(Source data):
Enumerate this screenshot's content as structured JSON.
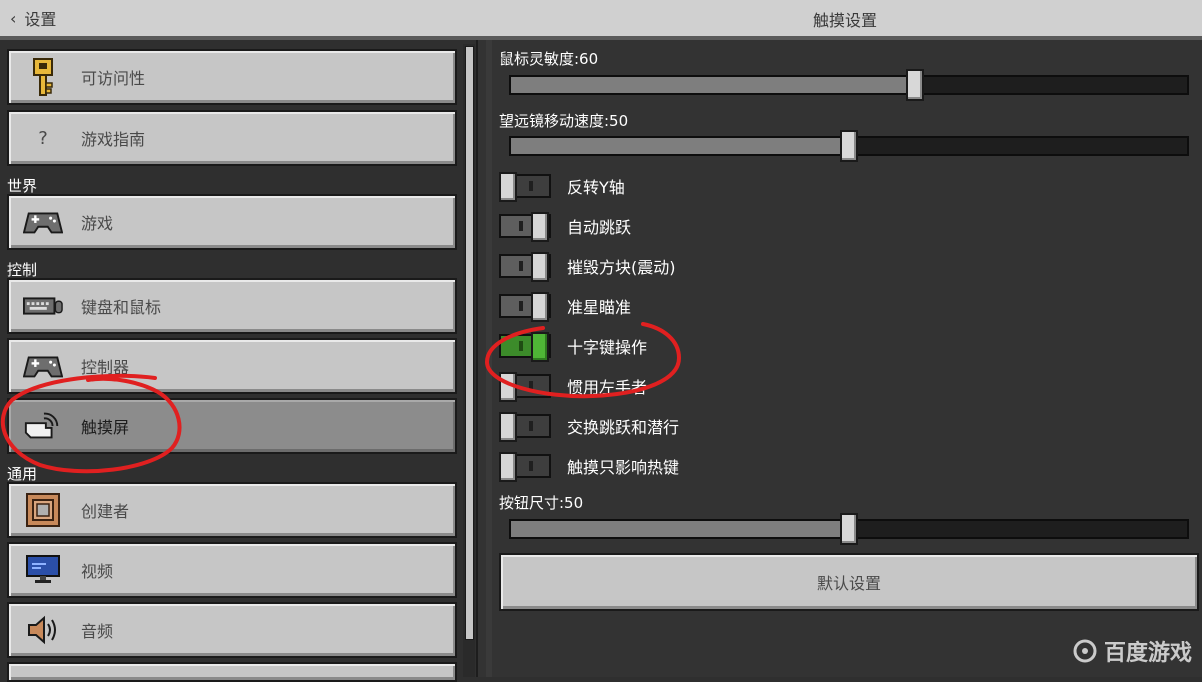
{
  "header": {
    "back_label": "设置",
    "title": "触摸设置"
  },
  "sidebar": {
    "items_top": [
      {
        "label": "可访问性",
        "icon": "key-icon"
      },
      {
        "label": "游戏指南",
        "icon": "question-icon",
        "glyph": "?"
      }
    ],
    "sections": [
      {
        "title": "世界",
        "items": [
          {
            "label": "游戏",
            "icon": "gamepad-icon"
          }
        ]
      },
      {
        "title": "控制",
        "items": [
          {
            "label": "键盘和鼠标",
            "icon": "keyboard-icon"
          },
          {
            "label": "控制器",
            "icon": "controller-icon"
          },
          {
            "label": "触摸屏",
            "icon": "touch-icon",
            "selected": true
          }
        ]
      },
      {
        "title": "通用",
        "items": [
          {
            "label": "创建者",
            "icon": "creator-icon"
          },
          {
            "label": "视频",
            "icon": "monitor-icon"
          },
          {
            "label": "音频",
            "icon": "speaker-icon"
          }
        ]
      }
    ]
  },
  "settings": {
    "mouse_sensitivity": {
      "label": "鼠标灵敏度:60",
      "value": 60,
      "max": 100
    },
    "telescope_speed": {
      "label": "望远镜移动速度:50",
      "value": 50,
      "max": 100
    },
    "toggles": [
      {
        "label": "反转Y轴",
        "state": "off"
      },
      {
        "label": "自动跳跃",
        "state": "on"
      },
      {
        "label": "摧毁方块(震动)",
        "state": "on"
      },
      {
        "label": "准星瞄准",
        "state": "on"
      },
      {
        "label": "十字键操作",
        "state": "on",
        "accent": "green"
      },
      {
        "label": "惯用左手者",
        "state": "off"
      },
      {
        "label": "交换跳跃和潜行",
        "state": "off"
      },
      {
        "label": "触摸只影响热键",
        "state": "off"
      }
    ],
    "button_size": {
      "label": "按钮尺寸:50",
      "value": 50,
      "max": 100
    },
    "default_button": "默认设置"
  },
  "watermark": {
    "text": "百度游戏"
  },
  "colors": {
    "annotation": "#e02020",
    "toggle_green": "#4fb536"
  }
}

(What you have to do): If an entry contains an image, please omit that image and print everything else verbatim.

(Reply):
Enumerate this screenshot's content as structured JSON.
{
  "header": {
    "back_label": "设置",
    "title": "触摸设置"
  },
  "sidebar": {
    "items_top": [
      {
        "label": "可访问性",
        "icon": "key-icon"
      },
      {
        "label": "游戏指南",
        "icon": "question-icon",
        "glyph": "?"
      }
    ],
    "sections": [
      {
        "title": "世界",
        "items": [
          {
            "label": "游戏",
            "icon": "gamepad-icon"
          }
        ]
      },
      {
        "title": "控制",
        "items": [
          {
            "label": "键盘和鼠标",
            "icon": "keyboard-icon"
          },
          {
            "label": "控制器",
            "icon": "controller-icon"
          },
          {
            "label": "触摸屏",
            "icon": "touch-icon",
            "selected": true
          }
        ]
      },
      {
        "title": "通用",
        "items": [
          {
            "label": "创建者",
            "icon": "creator-icon"
          },
          {
            "label": "视频",
            "icon": "monitor-icon"
          },
          {
            "label": "音频",
            "icon": "speaker-icon"
          }
        ]
      }
    ]
  },
  "settings": {
    "mouse_sensitivity": {
      "label": "鼠标灵敏度:60",
      "value": 60,
      "max": 100
    },
    "telescope_speed": {
      "label": "望远镜移动速度:50",
      "value": 50,
      "max": 100
    },
    "toggles": [
      {
        "label": "反转Y轴",
        "state": "off"
      },
      {
        "label": "自动跳跃",
        "state": "on"
      },
      {
        "label": "摧毁方块(震动)",
        "state": "on"
      },
      {
        "label": "准星瞄准",
        "state": "on"
      },
      {
        "label": "十字键操作",
        "state": "on",
        "accent": "green"
      },
      {
        "label": "惯用左手者",
        "state": "off"
      },
      {
        "label": "交换跳跃和潜行",
        "state": "off"
      },
      {
        "label": "触摸只影响热键",
        "state": "off"
      }
    ],
    "button_size": {
      "label": "按钮尺寸:50",
      "value": 50,
      "max": 100
    },
    "default_button": "默认设置"
  },
  "watermark": {
    "text": "百度游戏"
  },
  "colors": {
    "annotation": "#e02020",
    "toggle_green": "#4fb536"
  }
}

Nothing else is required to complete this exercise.